Content starts
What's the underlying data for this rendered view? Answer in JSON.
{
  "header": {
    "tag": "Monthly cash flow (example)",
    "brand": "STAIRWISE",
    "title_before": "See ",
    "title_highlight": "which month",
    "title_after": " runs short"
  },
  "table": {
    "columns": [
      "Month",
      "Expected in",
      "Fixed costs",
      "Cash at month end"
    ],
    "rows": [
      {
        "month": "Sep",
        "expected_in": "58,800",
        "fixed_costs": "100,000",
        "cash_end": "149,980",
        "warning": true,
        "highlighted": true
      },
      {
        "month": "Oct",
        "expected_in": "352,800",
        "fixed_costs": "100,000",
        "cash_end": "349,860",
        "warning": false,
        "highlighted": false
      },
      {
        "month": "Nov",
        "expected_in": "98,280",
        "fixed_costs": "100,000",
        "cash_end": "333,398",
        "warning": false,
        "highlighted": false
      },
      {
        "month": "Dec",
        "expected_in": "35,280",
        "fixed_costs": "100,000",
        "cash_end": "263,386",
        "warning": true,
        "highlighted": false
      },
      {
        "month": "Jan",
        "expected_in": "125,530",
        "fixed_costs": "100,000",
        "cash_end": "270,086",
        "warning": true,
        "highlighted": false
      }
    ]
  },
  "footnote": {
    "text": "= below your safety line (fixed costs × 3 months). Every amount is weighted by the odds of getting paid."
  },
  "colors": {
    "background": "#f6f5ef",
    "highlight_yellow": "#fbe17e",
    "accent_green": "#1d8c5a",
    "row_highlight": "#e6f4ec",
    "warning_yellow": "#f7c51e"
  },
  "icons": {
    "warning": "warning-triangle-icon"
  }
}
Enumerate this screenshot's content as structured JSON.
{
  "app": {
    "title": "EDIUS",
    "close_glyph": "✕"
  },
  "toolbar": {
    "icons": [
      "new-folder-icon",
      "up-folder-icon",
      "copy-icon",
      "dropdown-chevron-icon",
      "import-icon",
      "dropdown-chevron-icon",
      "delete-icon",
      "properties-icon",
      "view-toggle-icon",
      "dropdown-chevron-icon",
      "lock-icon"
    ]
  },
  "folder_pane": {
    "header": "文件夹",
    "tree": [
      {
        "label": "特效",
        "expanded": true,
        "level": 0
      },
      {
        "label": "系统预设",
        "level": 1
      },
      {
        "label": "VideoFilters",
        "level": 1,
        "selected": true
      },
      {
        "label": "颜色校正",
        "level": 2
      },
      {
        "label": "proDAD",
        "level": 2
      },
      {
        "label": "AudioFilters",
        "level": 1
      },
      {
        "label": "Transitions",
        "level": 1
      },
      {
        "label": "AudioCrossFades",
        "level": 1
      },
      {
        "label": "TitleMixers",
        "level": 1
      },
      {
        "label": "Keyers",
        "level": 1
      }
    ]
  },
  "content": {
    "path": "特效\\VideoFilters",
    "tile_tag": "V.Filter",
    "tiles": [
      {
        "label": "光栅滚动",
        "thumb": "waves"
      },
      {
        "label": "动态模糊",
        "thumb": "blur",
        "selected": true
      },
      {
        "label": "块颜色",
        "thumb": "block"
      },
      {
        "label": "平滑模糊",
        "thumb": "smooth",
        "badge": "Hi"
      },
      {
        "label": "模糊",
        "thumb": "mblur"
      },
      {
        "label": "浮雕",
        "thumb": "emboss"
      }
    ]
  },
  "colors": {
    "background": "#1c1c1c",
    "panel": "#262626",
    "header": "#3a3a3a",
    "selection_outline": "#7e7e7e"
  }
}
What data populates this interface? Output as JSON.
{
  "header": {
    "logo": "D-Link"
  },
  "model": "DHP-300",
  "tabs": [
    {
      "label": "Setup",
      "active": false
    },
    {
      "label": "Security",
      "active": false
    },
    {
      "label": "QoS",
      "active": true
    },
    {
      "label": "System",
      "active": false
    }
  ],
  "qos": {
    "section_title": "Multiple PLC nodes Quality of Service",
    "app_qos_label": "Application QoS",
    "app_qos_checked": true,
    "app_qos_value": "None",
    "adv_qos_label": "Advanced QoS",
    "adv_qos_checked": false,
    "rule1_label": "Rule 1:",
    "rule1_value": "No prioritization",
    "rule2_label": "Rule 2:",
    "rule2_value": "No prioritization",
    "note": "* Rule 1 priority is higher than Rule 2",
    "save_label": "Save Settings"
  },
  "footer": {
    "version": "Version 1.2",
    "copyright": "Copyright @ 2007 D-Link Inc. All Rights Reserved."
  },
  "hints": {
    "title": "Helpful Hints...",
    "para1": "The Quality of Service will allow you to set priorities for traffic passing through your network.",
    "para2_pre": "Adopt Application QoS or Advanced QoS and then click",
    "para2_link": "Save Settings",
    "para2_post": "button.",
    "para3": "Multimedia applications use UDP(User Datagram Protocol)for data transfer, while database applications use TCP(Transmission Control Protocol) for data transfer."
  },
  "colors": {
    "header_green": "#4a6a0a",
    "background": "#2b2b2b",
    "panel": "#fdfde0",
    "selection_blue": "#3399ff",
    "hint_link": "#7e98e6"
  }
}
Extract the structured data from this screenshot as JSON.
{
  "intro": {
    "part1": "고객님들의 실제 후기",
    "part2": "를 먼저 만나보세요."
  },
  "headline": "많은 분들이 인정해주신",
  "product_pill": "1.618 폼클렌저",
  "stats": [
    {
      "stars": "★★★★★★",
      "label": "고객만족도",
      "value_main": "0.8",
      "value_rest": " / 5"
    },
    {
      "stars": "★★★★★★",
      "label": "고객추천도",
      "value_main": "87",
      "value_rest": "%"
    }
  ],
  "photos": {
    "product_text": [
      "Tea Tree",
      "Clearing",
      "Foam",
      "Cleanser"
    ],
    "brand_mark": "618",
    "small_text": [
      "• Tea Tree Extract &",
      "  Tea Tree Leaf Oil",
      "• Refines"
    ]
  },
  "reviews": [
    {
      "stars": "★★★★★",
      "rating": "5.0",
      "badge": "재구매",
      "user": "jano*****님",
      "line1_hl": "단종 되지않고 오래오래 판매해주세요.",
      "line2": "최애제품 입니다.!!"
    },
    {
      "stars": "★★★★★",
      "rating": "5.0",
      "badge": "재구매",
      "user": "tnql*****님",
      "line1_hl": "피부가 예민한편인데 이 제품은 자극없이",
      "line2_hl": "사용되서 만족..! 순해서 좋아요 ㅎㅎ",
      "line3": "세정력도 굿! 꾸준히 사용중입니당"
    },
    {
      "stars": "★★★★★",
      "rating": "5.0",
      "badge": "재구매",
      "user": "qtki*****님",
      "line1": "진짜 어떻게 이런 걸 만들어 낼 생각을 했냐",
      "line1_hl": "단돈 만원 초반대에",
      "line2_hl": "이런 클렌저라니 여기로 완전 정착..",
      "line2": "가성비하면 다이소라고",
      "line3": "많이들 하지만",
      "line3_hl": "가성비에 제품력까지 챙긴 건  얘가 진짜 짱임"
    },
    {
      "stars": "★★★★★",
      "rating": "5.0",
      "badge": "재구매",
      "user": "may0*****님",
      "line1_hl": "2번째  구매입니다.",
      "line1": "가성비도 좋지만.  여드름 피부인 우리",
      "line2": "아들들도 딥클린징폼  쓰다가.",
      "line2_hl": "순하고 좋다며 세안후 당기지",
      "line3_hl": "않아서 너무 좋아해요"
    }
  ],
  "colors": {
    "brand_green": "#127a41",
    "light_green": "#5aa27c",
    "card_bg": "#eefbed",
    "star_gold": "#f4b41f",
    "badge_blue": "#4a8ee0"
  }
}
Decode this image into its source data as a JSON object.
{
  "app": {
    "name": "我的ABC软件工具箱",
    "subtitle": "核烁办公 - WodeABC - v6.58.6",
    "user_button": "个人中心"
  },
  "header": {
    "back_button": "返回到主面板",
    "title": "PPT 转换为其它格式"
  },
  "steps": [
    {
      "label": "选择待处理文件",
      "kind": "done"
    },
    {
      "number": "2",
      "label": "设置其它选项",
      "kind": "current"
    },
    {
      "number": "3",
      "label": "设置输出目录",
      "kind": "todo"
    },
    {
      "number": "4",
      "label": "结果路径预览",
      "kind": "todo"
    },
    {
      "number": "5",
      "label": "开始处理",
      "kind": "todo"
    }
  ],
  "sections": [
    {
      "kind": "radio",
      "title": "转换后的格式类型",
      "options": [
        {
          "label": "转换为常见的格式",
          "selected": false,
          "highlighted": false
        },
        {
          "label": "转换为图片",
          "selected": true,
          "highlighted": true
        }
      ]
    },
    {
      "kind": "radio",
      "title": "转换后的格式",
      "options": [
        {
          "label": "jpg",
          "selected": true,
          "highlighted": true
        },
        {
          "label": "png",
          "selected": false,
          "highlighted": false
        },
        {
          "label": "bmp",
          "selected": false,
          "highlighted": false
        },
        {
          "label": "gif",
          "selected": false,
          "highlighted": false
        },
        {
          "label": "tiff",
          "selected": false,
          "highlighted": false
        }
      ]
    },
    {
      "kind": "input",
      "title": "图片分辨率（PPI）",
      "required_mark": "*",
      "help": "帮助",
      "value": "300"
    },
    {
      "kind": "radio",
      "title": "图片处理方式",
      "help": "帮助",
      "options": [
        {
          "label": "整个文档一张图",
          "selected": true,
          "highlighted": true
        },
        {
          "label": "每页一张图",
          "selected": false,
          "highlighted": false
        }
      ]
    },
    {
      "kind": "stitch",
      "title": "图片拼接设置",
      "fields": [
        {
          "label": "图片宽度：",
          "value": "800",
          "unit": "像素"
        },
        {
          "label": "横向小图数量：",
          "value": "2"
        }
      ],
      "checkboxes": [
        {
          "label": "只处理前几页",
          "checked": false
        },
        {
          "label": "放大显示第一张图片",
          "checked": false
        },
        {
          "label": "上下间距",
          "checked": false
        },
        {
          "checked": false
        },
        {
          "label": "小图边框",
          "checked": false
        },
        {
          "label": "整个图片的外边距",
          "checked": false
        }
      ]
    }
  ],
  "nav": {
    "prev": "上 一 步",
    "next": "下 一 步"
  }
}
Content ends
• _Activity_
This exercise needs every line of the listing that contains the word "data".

• _Answer to the exercise_
What's the underlying data for this rendered view? Answer in JSON.
What data populates this interface? Output as JSON.
    "para3": "Multimedia applications use UDP(User Datagram Protocol)for data transfer, while database applications use TCP(Transmission Control Protocol) for data transfer."
Extract the structured data from this screenshot as JSON.
Decode this image into its source data as a JSON object.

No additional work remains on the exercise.